Everyone munched pizza, donated by the local Domino’s, along with homemade meatballs, deli plates, baked beans and deviled eggs. In a corner of the stage, Shamus Martin worked the house sound for the entire 13-hour show. “I’m beat,” he said a little after midnight – but he was still smiling

.The benefit show came about through the efforts of Stonewall, one of Dickinson’s favorite bands. “Andy’s a huge Stonewall fan,” said show organizer Tina Warburton. As other musicians heard about the benefit, they stepped up to get involved. “I can’t believe how many bands called and offered their time,” says Warburton. “It’s amazing in this day and age to see so many people willing to help.”

Smoke and Mirrors, a new band that includes Claremont guitarist Brian Devenger, “crammed for weeks to get ready,” said Warburton, who is also Devenger’s niece. Saturday’s show was their first official gig. Local reggae favorites Saylyn played an early afternoon set, as did Sun King. Rutland-based Vision knocked out a solid set of covers, everything from “Rockin’ in the Free World” to “Hot Blooded.” Their performance sat well with the many Harley logo-festooned patrons crowding the dance floor.
D’Brotherhood, an edgy, politically charged three-piece group, dedicated an emotional rendition of an original song, “You Won’t Break Me,” to Andy. Stonewall closed the night, playing a rousing version of the Doors’ “Roadhouse Blues” for absent friend Dickerson.

“It was awesome, we’re very satisfied with the way it all went,” said Warburton, who said that the money raised at the benefit (along with a few dollars raised from bake sales last December) will be used to Dickinson’s home ready for his return from the Boston hospital where he’s currently receiving treatment.

Before the accident, Dickinson lived on the top floor of his Newport cape house, so the entire downstairs will require modifications. “We need to tear off the porch to build a room,” Warburton says. “This is really going to help with the house addition, we made enough money to do all the initial work.”

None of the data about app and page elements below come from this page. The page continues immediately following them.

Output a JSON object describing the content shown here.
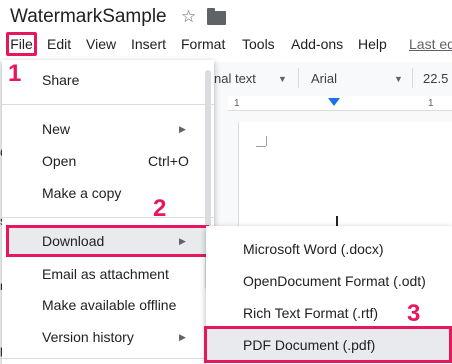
{
  "doc": {
    "title": "WatermarkSample",
    "star_icon": "star-icon",
    "folder_icon": "folder-icon"
  },
  "menubar": {
    "file": "File",
    "items": [
      "Edit",
      "View",
      "Insert",
      "Format",
      "Tools",
      "Add-ons",
      "Help"
    ],
    "last_edit": "Last ed"
  },
  "toolbar": {
    "style": "nal text",
    "font": "Arial",
    "size": "22.5"
  },
  "ruler": {
    "num1": "1",
    "num2": "1"
  },
  "file_menu": {
    "share": "Share",
    "new": "New",
    "open": "Open",
    "open_shortcut": "Ctrl+O",
    "make_copy": "Make a copy",
    "download": "Download",
    "email": "Email as attachment",
    "offline": "Make available offline",
    "version_history": "Version history"
  },
  "download_menu": {
    "docx": "Microsoft Word (.docx)",
    "odt": "OpenDocument Format (.odt)",
    "rtf": "Rich Text Format (.rtf)",
    "pdf": "PDF Document (.pdf)"
  },
  "steps": {
    "one": "1",
    "two": "2",
    "three": "3"
  },
  "colors": {
    "highlight": "#e8175d",
    "accent": "#1a73e8"
  }
}
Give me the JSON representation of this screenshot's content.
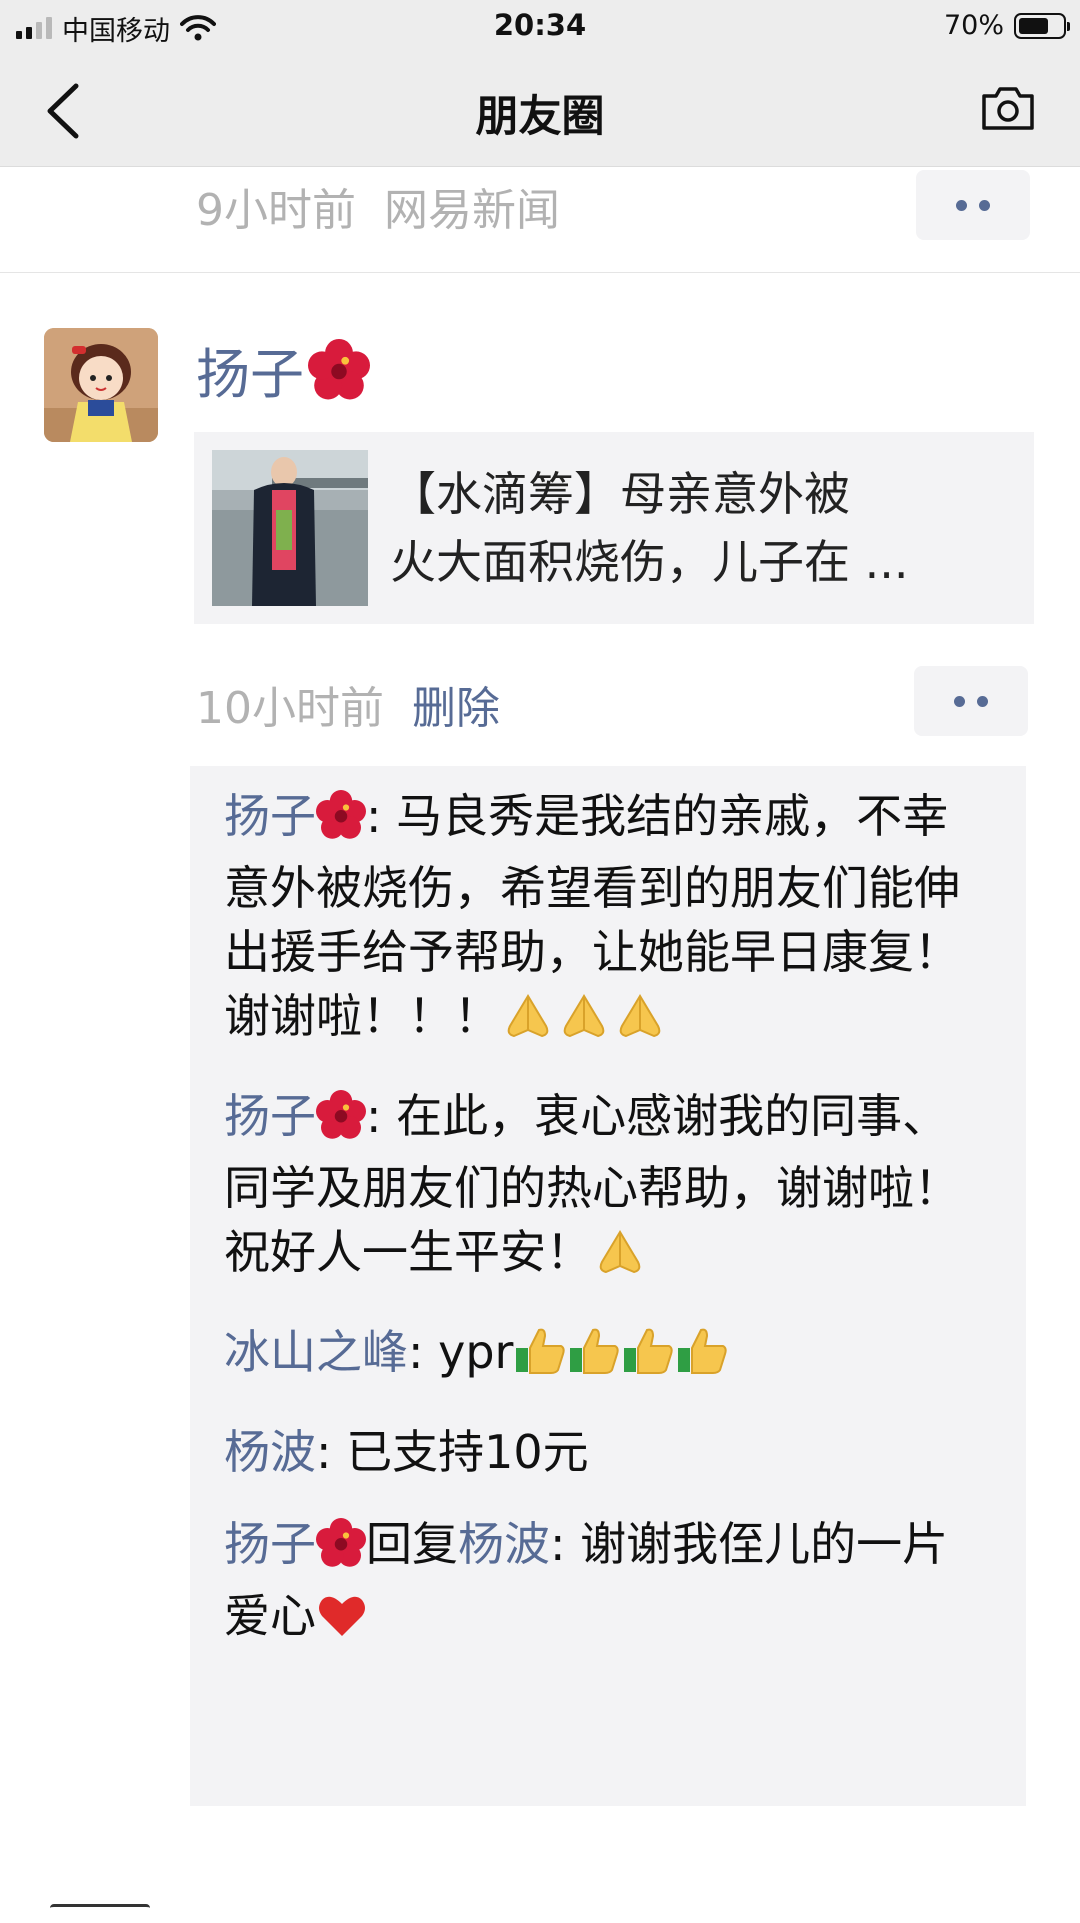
{
  "status_bar": {
    "carrier": "中国移动",
    "time": "20:34",
    "battery": "70%",
    "battery_level": 0.7
  },
  "nav": {
    "title": "朋友圈",
    "back_icon": "chevron-left-icon",
    "camera_icon": "camera-icon"
  },
  "previous_post": {
    "time_ago": "9小时前",
    "source": "网易新闻"
  },
  "post": {
    "author": "扬子",
    "author_emoji": "hibiscus-icon",
    "share": {
      "line1": "【水滴筹】母亲意外被",
      "line2": "火大面积烧伤，儿子在 ..."
    },
    "time_ago": "10小时前",
    "delete_label": "删除",
    "comments": [
      {
        "author": "扬子",
        "text": "马良秀是我结的亲戚，不幸意外被烧伤，希望看到的朋友们能伸出援手给予帮助，让她能早日康复！谢谢啦！！！",
        "emoji": "pray-icon",
        "emoji_count": 3
      },
      {
        "author": "扬子",
        "text": "在此，衷心感谢我的同事、同学及朋友们的热心帮助，谢谢啦！祝好人一生平安！",
        "emoji": "pray-icon",
        "emoji_count": 1
      },
      {
        "author": "冰山之峰",
        "text": "ypr",
        "emoji": "thumbs-up-icon",
        "emoji_count": 4
      },
      {
        "author": "杨波",
        "text": "已支持10元"
      },
      {
        "author": "扬子",
        "reply_word": "回复",
        "reply_to": "杨波",
        "text": "谢谢我侄儿的一片爱心",
        "emoji": "red-heart-icon",
        "emoji_count": 1
      }
    ]
  },
  "colors": {
    "link": "#576b95",
    "meta": "#b2b2b2",
    "panel": "#f3f3f5",
    "navbar": "#ededed"
  }
}
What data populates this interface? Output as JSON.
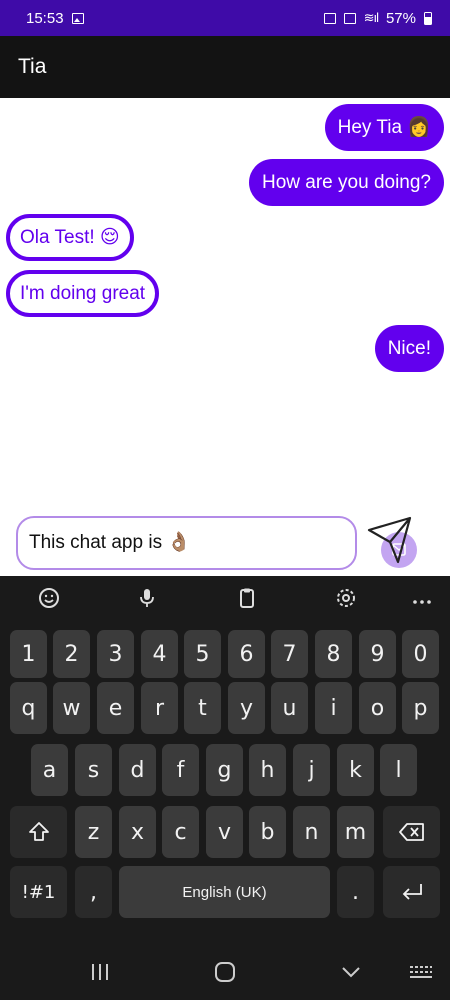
{
  "status_bar": {
    "time": "15:53",
    "battery": "57%"
  },
  "app_bar": {
    "title": "Tia"
  },
  "messages": [
    {
      "from": "me",
      "text": "Hey Tia 👩"
    },
    {
      "from": "me",
      "text": "How are you doing?"
    },
    {
      "from": "them",
      "text": "Ola Test! 😌"
    },
    {
      "from": "them",
      "text": "I'm doing great"
    },
    {
      "from": "me",
      "text": "Nice!"
    }
  ],
  "composer": {
    "value": "This chat app is 👌🏽"
  },
  "keyboard": {
    "toolbar": [
      "emoji-icon",
      "microphone-icon",
      "clipboard-icon",
      "settings-icon",
      "more-icon"
    ],
    "row_numbers": [
      "1",
      "2",
      "3",
      "4",
      "5",
      "6",
      "7",
      "8",
      "9",
      "0"
    ],
    "row_top": [
      "q",
      "w",
      "e",
      "r",
      "t",
      "y",
      "u",
      "i",
      "o",
      "p"
    ],
    "row_mid": [
      "a",
      "s",
      "d",
      "f",
      "g",
      "h",
      "j",
      "k",
      "l"
    ],
    "row_bottom": [
      "z",
      "x",
      "c",
      "v",
      "b",
      "n",
      "m"
    ],
    "symbols": "!#1",
    "comma": ",",
    "space": "English (UK)",
    "period": "."
  },
  "colors": {
    "accent": "#6200ee",
    "status_bar": "#3f0ba8",
    "app_bar": "#131313"
  }
}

Dickinson’s sister Dee told Andy about the benefit during a visit Sunday. “He was happy, but also sorry he missed the show,” says Warburton. The good news is that all the bands involved, and some others who weren’t, will do it again when Andy comes home.

Anyone interested in contributing to the effort should contact Tina Warburton at 603-863-0520.